In the months before the attack, the committee found, American intelligence agencies gave ample warning about deteriorating security in Benghazi and the risks to Americans in the city.
The first intelligence report cited by the committee came in June 2012, when the Defense Intelligence Agency issued a report about threats to American and Western interests. The next month, a C.I.A. report said "Al Qaeda affiliated groups and associates are exploiting the permissive security environment in Libya to enhance their capabilities."
On Sept. 5, 2012, a week before the attack, the Africa Command issued a warning about a growing threat to Americans "particularly in northeast Libya."
As these warnings mounted, the C.I.A. bolstered its security at the agency's Benghazi facility, known as the Annex, but the State Department did not make similar moves to protect the diplomatic compound.
"In sum," the report concluded, "the Mission facility had a much weaker security posture than the Annex, with a significant disparity in the quality and quantity of equipment and security upgrade."
Communication between various security agencies was so poor, the report said, that the Africa Command did not know about the C.I.A.'s annex.
The White House largely lined up behind the report's findings. "This reinforces what other investigations have found," a White House spokesman, Jay Carney, told reporters on Wednesday.
The State Department has been racing to fulfill 29 recommendations made in December 2012 by an independent review panel as part of its investigation into the attacks.
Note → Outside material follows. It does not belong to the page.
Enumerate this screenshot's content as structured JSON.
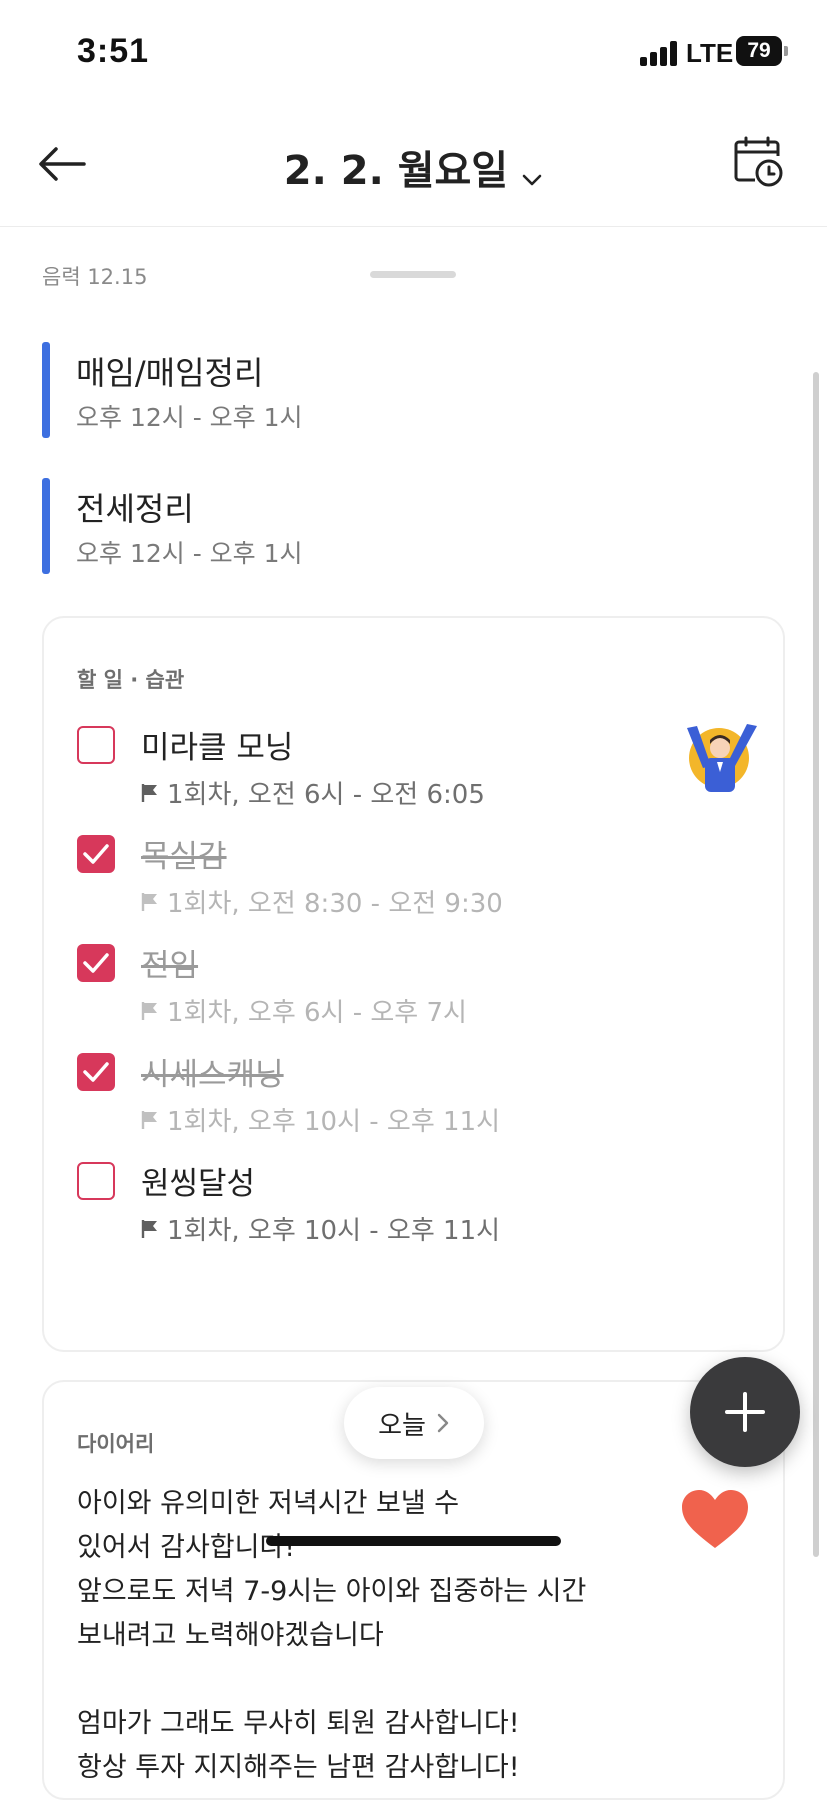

Those include sending dozens of additional diplomatic security agents to high-threat embassies and installing millions of dollars in advanced fire-survival gear.
In response to the Senate inquiry, the State Department issued a status report of the changes recommended by the oversight panel, called the Accountability Review Board. A department spokeswoman, Marie Harf, said the report added little new information. "We should have been better then, and we need to get better going forward," Ms. Harf said.
In one of her final appearances as secretary of state last year, Mrs. Clinton took an approach before a Senate committee that essentially was to accept the responsibility for security lapses in Benghazi but not the blame.
A C.I.A. spokesman said the agency cooperated with the Senate investigation and would review its recommendations.
Mark Mazzetti and Eric Schmitt reported from Washington, and David D. Kirkpatrick from Cairo.